The next big thing that happened over the last 3 years, as many of us are aware in 2016 President Trump took office. Which meant that President Obama was no longer the president. All I will say about that change is this: Whoever the POTUS is represents the American people not just to the world, but to themselves. As the old adage goes, what you do speaks so loudly I can’t hear what you’re saying.
That being said Black History Month and all of the festivities often make white people feel uncomfortable or uncertain about how to conduct themselves. So before I share how you can celebrate and teach Black culture to your kids or anyone if you’re not black I need you to do one thing:
Just the fact that you’re interested in learning is HUGE. And in 2018 race is a big deal. It can be sensitive so be careful about the language you use but don’t be fearful.
Here’s a simple strategy my friends family, and I use to celebrate our culture: Continual empowering education.
My wife and I homeschool our kids and we teach them continually how incredible people that look like them are. We use the Bible as a reference as well because Egypt is often brought up in the Old Testament and we show them images of people that live in Egypt now to show them that there were brown people represented in the Bible.
We continually empower them with imagery, events, and facts beyond Dr. King, Harriet Tubman, and the other handful of Black heroes taught in public school.
The resources aren’t scarce. A Quick Google and YouTube searches would suffice.
Lastly, we tell our kids something that I know for a fact speaking to white families with black children that they don’t convey: Life will be different and unfair for you because of race.
Oftentimes you may feel led to coddle your kids and protect them from the atrocities of US History such as slavery, Jim Crow, systemic oppression, unfair policing and other things.
Don’t shield them from the knowledge of these atrocities, educate them, and empower them.
My Dad used to say to me: “As a black man you have to be twice as good and be willing to accept half the credit than your white contemporaries to make the same progress.”
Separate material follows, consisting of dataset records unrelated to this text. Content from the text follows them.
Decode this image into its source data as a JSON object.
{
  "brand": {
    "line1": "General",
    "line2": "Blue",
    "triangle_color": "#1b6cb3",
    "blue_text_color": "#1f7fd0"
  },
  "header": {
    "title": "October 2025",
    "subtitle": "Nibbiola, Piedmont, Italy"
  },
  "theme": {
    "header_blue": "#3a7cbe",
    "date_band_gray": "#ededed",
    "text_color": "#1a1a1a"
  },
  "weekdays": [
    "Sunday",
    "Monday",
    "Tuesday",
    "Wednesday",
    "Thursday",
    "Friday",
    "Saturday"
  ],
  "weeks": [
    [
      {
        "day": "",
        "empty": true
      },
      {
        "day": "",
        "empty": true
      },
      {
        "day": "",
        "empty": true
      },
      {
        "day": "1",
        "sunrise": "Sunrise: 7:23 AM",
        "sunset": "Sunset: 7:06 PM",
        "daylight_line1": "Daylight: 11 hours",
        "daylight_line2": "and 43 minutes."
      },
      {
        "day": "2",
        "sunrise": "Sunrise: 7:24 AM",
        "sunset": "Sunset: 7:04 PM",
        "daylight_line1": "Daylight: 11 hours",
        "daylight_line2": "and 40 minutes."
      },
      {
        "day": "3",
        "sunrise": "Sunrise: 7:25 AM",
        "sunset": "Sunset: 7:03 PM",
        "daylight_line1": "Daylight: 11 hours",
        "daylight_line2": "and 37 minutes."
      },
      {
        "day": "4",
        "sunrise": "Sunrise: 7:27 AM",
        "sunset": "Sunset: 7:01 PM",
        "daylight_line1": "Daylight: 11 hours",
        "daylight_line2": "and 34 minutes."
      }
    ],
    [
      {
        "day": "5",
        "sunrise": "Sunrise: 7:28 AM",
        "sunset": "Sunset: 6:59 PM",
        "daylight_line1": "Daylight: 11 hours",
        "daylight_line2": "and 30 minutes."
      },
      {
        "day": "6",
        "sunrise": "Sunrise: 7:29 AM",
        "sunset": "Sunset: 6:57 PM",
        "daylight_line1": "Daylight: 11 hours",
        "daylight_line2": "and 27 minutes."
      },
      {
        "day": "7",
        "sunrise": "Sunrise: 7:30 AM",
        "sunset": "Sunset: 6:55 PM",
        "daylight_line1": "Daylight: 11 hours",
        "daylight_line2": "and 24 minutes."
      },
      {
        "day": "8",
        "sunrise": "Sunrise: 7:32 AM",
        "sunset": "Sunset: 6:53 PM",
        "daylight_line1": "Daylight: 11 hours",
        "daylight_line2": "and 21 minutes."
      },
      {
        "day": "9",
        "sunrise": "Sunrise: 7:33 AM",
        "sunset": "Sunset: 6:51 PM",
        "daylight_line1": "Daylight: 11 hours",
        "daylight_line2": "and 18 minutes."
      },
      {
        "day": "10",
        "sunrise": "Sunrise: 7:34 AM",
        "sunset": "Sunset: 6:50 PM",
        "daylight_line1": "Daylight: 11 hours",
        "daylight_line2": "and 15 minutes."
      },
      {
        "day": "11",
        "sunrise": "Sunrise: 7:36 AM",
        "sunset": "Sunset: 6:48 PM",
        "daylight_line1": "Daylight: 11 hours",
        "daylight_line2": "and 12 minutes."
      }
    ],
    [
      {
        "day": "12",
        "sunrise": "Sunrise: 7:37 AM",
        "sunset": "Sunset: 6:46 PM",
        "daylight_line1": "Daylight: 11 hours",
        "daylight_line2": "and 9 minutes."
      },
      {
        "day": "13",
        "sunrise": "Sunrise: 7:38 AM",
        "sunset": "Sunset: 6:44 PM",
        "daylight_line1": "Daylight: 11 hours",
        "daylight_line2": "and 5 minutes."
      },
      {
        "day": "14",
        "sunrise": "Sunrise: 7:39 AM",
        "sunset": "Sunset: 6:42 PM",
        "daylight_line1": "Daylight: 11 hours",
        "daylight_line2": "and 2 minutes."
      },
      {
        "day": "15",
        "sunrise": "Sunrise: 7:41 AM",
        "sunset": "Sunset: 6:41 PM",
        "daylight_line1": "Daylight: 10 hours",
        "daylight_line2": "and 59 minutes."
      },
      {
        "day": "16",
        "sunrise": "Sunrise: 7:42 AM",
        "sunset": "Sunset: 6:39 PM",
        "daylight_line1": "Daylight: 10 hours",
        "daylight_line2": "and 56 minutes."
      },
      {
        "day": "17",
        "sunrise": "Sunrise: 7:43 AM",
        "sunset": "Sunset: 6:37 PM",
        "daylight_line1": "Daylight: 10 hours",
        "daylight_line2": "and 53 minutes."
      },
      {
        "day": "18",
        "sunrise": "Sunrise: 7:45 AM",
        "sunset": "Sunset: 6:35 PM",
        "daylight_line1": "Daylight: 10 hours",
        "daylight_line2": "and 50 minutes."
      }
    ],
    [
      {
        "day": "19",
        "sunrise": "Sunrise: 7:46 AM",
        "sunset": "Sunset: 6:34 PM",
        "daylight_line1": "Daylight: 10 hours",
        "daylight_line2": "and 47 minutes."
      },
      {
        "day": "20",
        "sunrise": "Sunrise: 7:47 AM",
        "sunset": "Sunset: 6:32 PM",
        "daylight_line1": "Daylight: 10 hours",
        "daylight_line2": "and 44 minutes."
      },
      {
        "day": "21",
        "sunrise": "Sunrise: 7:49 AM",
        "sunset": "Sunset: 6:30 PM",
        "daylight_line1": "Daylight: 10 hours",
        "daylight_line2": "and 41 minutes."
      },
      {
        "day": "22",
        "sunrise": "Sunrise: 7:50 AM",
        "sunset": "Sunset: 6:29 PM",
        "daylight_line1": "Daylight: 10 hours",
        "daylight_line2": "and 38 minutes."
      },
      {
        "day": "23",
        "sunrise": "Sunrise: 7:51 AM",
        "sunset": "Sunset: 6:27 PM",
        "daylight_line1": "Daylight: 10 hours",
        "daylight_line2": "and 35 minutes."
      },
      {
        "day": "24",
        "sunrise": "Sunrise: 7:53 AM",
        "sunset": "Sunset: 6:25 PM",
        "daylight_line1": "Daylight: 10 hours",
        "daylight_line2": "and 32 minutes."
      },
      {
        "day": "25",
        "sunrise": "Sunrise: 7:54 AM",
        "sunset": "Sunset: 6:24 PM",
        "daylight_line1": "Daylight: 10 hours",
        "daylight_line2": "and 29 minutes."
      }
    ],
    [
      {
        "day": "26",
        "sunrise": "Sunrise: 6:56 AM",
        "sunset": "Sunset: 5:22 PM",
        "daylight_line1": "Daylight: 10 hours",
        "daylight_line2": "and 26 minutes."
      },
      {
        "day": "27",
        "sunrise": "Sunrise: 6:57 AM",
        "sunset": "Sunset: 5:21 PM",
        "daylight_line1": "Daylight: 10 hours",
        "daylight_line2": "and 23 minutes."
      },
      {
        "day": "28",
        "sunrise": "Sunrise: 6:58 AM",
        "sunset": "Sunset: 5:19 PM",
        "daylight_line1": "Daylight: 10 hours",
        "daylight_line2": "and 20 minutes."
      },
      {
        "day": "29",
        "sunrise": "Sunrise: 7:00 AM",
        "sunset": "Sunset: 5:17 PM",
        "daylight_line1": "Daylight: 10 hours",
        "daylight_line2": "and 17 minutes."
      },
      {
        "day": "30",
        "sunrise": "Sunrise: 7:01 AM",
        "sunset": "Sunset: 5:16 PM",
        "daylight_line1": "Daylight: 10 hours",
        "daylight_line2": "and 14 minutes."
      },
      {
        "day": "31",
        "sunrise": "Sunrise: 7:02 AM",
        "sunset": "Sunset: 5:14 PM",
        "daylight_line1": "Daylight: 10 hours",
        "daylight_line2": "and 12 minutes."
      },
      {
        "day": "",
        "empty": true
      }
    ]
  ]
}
But he raised me to treat this reality more as a competition and less than a tragedy. Train your kids to be excellent. Teach them to be the best human being they can be. They’ll be the generation that closes our differences and makes greater changes.
It’ll be uncomfortable, awkward, and it will take work, but it will be worth it.
Odell A. Bizzell II is an inspirational storyteller, author, and entrepreneur. Through his blog and podcast he shares inspirational stories from his life and others that give people practical and life changing advice.
For more information about Odell visit him HERE.